Well, at least 'Let's Dance for Love' avoided the blatant disco moves, though the song had a dance theme and a lame refrain.  As a breezy ballad it wasn't great by any stretch of the imagination, but surrounded by the rest of the album, served as one of the LP highlights.

3.) Gimme Little Sign   (Alfred Smith - Joe Hoveen - Hal Winn) - 3:49    rating: ** stars

Since he co-wrote the song, I'm guessing Hal Winn had the idea of setting this soul classic to a reggae beat.  Maybe the concept looked good on paper, but the final product was pretty horrific  Hit skip and pull out your old Brenton Wood album instead.  

4.) You're the Star of the Show - 4:28   rating: **** stars

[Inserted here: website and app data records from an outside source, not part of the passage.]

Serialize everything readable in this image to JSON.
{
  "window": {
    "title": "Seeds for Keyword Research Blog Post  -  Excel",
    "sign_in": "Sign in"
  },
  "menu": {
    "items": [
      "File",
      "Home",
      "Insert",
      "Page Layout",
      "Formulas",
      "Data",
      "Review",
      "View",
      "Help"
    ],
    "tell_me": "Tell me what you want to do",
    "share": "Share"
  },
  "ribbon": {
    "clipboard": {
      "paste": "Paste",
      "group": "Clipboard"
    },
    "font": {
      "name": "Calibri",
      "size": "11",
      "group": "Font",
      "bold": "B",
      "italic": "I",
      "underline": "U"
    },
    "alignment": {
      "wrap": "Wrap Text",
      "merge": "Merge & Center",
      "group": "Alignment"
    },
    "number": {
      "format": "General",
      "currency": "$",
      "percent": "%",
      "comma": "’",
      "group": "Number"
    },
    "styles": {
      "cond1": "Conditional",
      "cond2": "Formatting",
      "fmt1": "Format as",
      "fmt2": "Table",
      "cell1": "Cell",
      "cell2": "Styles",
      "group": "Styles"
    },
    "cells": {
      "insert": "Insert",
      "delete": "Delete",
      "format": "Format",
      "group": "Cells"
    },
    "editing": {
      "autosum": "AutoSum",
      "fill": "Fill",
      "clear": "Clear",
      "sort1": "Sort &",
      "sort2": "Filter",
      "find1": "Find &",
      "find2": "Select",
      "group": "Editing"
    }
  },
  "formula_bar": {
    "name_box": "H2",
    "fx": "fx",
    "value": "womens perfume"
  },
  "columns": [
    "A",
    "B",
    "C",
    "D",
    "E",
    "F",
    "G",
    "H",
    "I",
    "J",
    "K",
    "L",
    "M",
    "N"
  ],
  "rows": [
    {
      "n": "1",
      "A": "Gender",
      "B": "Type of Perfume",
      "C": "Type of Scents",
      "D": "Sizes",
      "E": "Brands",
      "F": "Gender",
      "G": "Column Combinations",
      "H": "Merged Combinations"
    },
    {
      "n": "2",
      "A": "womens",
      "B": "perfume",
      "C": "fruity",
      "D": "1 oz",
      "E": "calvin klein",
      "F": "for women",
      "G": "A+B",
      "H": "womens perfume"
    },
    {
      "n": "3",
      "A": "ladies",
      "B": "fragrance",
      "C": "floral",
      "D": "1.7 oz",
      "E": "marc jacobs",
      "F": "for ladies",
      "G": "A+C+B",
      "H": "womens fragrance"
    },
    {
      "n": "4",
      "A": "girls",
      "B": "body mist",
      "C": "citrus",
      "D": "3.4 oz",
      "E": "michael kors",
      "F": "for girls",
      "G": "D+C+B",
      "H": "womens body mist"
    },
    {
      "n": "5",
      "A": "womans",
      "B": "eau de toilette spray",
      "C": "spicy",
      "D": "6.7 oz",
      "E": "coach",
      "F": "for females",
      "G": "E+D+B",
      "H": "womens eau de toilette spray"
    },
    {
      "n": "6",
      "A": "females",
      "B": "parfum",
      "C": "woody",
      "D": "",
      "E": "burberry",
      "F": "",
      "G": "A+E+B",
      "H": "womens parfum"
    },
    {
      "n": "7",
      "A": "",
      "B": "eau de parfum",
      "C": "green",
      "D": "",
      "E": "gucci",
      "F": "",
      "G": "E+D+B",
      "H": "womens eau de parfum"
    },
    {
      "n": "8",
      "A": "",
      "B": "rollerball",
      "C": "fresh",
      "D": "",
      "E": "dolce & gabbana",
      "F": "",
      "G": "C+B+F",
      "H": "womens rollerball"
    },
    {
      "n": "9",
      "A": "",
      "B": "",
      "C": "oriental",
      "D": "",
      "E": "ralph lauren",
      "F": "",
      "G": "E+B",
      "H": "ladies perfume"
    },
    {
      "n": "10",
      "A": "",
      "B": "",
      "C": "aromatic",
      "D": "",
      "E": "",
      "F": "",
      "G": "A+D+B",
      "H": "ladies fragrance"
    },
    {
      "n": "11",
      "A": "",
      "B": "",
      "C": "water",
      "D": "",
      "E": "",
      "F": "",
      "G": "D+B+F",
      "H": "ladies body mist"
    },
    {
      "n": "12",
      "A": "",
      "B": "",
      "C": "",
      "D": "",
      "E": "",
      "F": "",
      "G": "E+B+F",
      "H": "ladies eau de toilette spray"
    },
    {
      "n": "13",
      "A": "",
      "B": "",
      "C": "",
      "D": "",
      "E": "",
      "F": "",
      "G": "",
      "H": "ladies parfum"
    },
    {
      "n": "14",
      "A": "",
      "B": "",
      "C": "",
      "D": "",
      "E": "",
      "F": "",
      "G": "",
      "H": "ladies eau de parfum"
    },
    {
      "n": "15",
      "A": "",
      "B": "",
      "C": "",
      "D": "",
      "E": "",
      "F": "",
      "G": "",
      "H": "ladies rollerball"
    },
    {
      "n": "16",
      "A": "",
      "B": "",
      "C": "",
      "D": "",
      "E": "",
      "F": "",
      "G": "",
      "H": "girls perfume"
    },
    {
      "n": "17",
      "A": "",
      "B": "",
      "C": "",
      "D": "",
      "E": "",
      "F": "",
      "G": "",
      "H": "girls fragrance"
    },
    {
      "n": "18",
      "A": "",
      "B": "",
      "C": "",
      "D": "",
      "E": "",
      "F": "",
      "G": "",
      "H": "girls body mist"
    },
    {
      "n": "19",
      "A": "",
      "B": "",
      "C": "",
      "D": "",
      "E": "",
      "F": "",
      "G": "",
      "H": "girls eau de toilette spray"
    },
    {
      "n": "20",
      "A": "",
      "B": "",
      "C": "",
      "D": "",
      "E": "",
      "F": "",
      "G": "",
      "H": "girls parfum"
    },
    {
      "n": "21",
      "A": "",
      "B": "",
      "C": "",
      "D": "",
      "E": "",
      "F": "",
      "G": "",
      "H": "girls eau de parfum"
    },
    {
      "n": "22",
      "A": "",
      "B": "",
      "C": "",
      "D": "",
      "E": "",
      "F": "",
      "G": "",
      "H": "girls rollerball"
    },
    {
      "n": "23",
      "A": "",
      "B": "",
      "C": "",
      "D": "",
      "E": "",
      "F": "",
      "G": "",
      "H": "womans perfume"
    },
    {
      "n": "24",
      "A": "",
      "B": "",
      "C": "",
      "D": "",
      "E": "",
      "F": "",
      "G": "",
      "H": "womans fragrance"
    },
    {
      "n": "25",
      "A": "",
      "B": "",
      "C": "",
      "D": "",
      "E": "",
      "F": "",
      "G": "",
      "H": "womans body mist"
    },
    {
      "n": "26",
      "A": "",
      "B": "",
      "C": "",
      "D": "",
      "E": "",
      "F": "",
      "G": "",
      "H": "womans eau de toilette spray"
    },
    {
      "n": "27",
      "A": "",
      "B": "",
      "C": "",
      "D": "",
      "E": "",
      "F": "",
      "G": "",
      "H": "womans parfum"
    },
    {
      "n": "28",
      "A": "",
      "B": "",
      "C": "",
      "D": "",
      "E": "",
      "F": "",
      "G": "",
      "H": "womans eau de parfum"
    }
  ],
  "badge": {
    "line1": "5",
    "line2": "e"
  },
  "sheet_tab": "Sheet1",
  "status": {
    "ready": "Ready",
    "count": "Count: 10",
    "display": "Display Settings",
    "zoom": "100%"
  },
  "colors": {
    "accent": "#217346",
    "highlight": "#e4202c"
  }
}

Thankfully side one ended with a song that wasn't horrendous.  Yeah, there was a touch of disco in the arrangement, but kicked along by a bubbly synthesizer and some nice horns, Johnson actually sounded mildly engaged on 'You're the Star of the Show''.


(side 2)

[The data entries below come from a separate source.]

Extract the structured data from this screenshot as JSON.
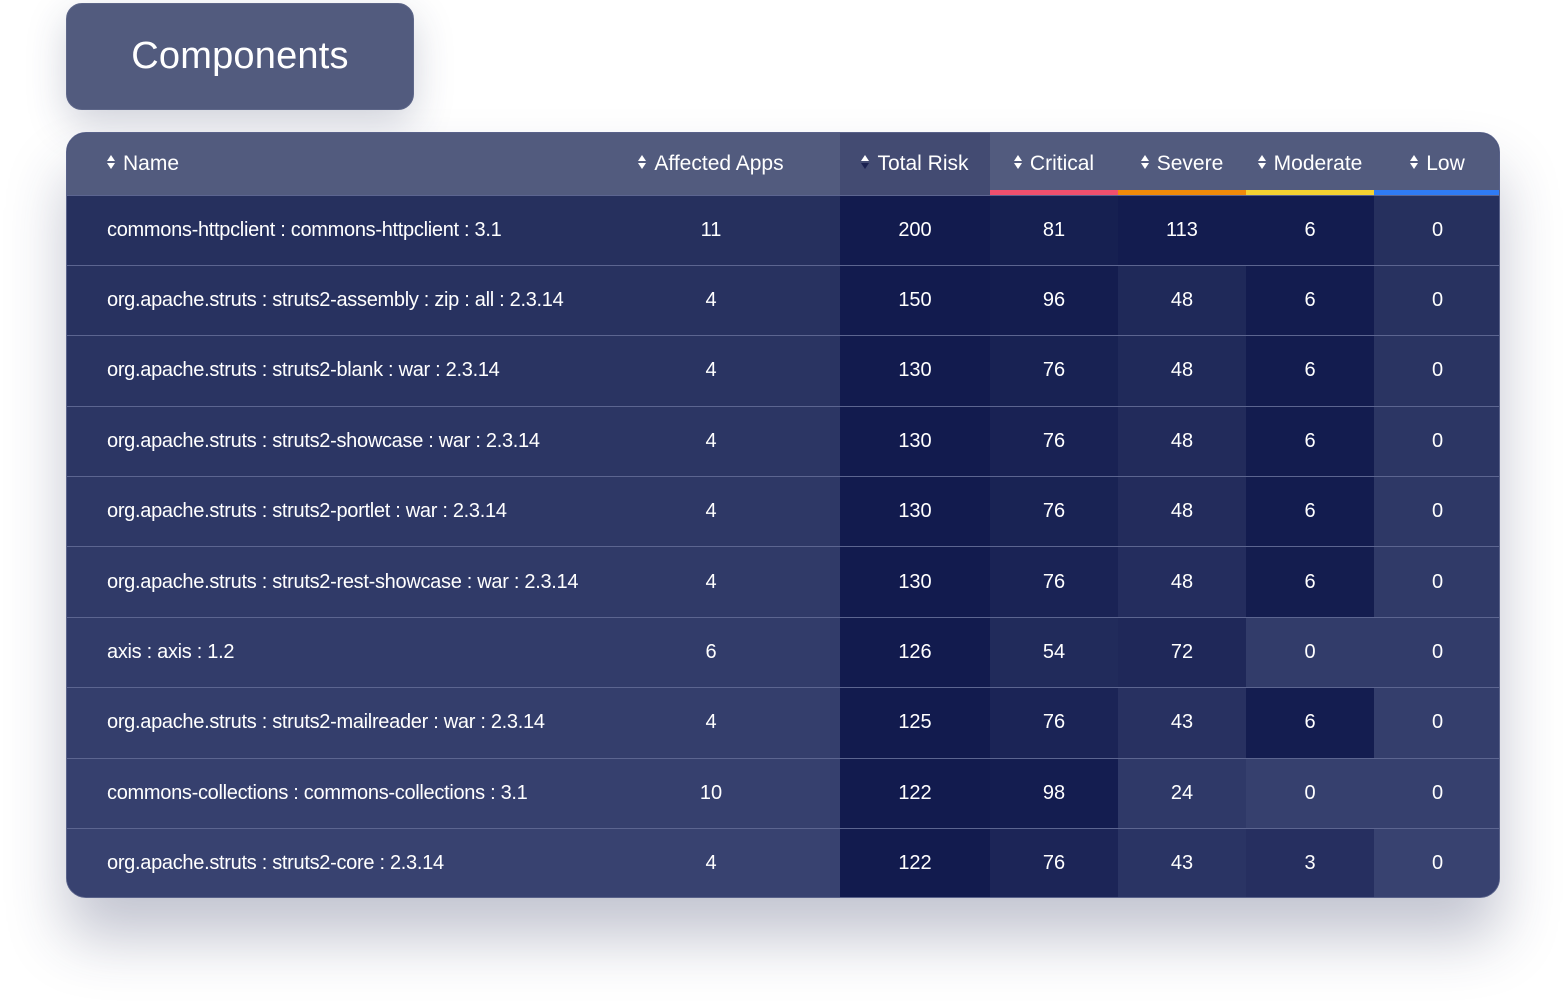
{
  "title": "Components",
  "table": {
    "columns": [
      {
        "key": "name",
        "label": "Name",
        "sort": "none"
      },
      {
        "key": "affected_apps",
        "label": "Affected Apps",
        "sort": "none"
      },
      {
        "key": "total_risk",
        "label": "Total Risk",
        "sort": "desc"
      },
      {
        "key": "critical",
        "label": "Critical",
        "sort": "none",
        "color": "#f0506e"
      },
      {
        "key": "severe",
        "label": "Severe",
        "sort": "none",
        "color": "#f08a0a"
      },
      {
        "key": "moderate",
        "label": "Moderate",
        "sort": "none",
        "color": "#f5d232"
      },
      {
        "key": "low",
        "label": "Low",
        "sort": "none",
        "color": "#2f7bf5"
      }
    ],
    "sort_icon": "sort-up-down-icon",
    "rows": [
      {
        "name": "commons-httpclient : commons-httpclient : 3.1",
        "affected_apps": "11",
        "total_risk": "200",
        "critical": "81",
        "severe": "113",
        "moderate": "6",
        "low": "0"
      },
      {
        "name": "org.apache.struts : struts2-assembly : zip : all : 2.3.14",
        "affected_apps": "4",
        "total_risk": "150",
        "critical": "96",
        "severe": "48",
        "moderate": "6",
        "low": "0"
      },
      {
        "name": "org.apache.struts : struts2-blank : war : 2.3.14",
        "affected_apps": "4",
        "total_risk": "130",
        "critical": "76",
        "severe": "48",
        "moderate": "6",
        "low": "0"
      },
      {
        "name": "org.apache.struts : struts2-showcase : war : 2.3.14",
        "affected_apps": "4",
        "total_risk": "130",
        "critical": "76",
        "severe": "48",
        "moderate": "6",
        "low": "0"
      },
      {
        "name": "org.apache.struts : struts2-portlet : war : 2.3.14",
        "affected_apps": "4",
        "total_risk": "130",
        "critical": "76",
        "severe": "48",
        "moderate": "6",
        "low": "0"
      },
      {
        "name": "org.apache.struts : struts2-rest-showcase : war : 2.3.14",
        "affected_apps": "4",
        "total_risk": "130",
        "critical": "76",
        "severe": "48",
        "moderate": "6",
        "low": "0"
      },
      {
        "name": "axis : axis : 1.2",
        "affected_apps": "6",
        "total_risk": "126",
        "critical": "54",
        "severe": "72",
        "moderate": "0",
        "low": "0"
      },
      {
        "name": "org.apache.struts : struts2-mailreader : war : 2.3.14",
        "affected_apps": "4",
        "total_risk": "125",
        "critical": "76",
        "severe": "43",
        "moderate": "6",
        "low": "0"
      },
      {
        "name": "commons-collections : commons-collections : 3.1",
        "affected_apps": "10",
        "total_risk": "122",
        "critical": "98",
        "severe": "24",
        "moderate": "0",
        "low": "0"
      },
      {
        "name": "org.apache.struts : struts2-core : 2.3.14",
        "affected_apps": "4",
        "total_risk": "122",
        "critical": "76",
        "severe": "43",
        "moderate": "3",
        "low": "0"
      }
    ]
  }
}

1.) Blue Water - 4:21

With a sweet old school sound (and nary a disco influence anywhere to be heard), you had to wonder if 'Blue Water' was a leftover from earlier sessions.  This is the tune I would have tapped as a single.  rating: **** stars

2.) Who's Gonna Love You - 4:40  rating: ** stars

Silky smooth and largely forgettable "love man" ballad that would have effortlessly fit on adult contemporary radio - geez, there were even a couple of Harry Kim fluegel horn solos.  The refrain was okay, but the rest of the song was simply zzzzzzzzzzzzzzzzzzzzzzzzzzz

3.) Otis Redding Medley - 8:58   rating: * star 

 i.) Respect  (Otis Redding) 

 ii.) Wholesale Love  (Otis Redding) 

 iii.) Snatch a Little Piece  (Otis Redding) 

 iv.) I Can't Turn You Loose  (Otis Redding) 

  v.) Fa-Fa-Fa-Fa-Fa (Sad Song) (Otis Redding - Steve Cropper) 

 vi.) (SIttin' On) The Dock of the Bay  (Otis Redding - Steve Cropper)

I'm not even going to guess why Johnson felt the need to take on some of the holy grails in the Otis Redding catalog.  The fact these songs were set to an anonymous disco beat was, well, the word criminal comes to mind.  Sadly Hi tapped the song as a 12" dance single:


- 1978's 'Otis Redding Medley' b/w 'Mystery Lady' (Hi catalog number HD 4001)